What also may come as disappointing news to the line police officers is a recommendation by the audit to do away with take-home police cars and a 10-hour, four-day work week. The audit says that since most officers live outside the city limits, taking police cars home doesn’t increase police presence in the community. In addition, to make scheduling more efficient the department should return to an eight-hour, five-day week for its patrolmen.
The audit is expected to become public after the City Council and Police Department have an opportunity to review it and make comments.
Despite low moral and staffing problems, however, the public gives good marks to the police department, according to the audit’s executive summary. During the course of the project, we conducted a telephone survey of a sample of people from Salt Lake City who called for police service. (They) were highly positive with user satisfaction ratings well above those we have encountered in other studies involving communities the size of Salt Lake City.
But while residents are happy, many of Salt Lake City’s finest are not, the audit says. Somewhat surprisingly, the auditors can not square attitudes of officers with their findings.
It should be clearly understood that the survey documented staff perceptions, and in some areas negative perceptions by sworn staff are not supported by our findings É Given user satisfaction and our evaluation of current programs and operations, it is not clear that his disconnect in attitudes and opinions between management and a substantial portion of line sworn officers is having documentable impact on services which are being delivered to the city and its residents, the audit states.
Further, the consultants say that unless there is a concerted effort by both management and labor the impasse will not improve and the department’s efficiency will suffer.
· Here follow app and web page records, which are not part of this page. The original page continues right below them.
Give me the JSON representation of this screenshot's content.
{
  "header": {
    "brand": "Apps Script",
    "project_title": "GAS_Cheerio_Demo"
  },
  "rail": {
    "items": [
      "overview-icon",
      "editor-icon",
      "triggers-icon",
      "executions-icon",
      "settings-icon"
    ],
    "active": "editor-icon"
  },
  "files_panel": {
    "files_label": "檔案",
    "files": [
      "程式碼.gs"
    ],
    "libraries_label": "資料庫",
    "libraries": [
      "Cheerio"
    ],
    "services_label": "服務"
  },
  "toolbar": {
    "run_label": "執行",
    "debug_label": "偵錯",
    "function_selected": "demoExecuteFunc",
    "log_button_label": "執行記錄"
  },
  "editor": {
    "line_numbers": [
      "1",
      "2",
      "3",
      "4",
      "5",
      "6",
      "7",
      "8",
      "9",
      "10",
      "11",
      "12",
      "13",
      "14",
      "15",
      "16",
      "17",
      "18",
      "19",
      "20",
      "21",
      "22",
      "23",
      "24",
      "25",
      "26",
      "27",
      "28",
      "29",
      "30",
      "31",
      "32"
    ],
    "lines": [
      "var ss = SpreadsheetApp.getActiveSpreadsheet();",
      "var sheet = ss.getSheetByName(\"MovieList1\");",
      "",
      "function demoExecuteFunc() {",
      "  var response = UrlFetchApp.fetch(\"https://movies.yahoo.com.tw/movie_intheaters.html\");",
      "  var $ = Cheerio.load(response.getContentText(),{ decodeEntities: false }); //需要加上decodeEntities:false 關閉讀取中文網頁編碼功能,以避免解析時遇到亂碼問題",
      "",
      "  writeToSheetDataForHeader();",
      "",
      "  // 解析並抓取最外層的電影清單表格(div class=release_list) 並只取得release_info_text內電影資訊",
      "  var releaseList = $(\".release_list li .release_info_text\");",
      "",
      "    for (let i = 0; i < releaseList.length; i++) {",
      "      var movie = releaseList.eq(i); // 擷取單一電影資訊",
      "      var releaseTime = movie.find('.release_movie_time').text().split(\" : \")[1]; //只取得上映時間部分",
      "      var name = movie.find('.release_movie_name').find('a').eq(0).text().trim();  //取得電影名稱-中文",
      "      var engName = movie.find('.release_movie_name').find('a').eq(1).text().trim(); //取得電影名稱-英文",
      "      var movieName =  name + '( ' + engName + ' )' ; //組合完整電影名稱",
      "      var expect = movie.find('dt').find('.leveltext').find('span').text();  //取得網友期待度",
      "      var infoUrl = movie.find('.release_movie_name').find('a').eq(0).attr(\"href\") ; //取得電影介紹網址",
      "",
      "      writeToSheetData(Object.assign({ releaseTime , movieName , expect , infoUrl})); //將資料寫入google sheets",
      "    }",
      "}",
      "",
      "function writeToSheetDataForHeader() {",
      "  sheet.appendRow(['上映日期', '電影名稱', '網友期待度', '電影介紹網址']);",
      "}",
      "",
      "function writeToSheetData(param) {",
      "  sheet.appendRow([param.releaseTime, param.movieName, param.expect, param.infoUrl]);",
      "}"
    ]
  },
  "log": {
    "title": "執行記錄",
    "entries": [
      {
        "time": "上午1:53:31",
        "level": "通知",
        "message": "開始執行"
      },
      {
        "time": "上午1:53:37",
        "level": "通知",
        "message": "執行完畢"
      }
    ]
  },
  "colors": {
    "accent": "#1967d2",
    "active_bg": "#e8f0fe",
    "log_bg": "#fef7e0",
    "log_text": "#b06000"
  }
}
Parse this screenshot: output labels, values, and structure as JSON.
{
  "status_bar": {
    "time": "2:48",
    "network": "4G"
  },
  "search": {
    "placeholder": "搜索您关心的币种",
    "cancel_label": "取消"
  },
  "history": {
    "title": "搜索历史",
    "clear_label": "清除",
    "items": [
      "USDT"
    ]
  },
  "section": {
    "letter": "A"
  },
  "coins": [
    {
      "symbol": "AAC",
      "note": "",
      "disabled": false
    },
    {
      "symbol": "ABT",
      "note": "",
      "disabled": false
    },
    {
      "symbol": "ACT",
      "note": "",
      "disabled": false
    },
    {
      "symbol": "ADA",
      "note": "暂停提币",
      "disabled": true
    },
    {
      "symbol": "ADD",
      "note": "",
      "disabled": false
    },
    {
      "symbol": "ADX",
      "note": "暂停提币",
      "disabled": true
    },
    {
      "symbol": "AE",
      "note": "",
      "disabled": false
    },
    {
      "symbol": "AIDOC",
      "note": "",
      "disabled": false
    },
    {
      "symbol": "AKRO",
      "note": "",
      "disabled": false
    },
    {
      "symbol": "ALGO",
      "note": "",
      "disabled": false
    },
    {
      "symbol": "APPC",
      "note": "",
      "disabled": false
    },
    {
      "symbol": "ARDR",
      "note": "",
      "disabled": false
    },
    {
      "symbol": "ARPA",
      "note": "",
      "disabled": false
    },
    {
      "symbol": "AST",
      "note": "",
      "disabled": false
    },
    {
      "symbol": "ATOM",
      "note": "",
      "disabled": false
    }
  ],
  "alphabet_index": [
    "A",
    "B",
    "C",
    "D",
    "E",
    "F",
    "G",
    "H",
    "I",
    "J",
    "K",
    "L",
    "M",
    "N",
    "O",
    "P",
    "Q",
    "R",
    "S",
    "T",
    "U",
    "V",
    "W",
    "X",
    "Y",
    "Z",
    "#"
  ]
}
Without a commitment from both sides to improve communications and put aside past disagreements and enmity, the situation will not change and we believe both management and staff time will be wasted on public and private conflict...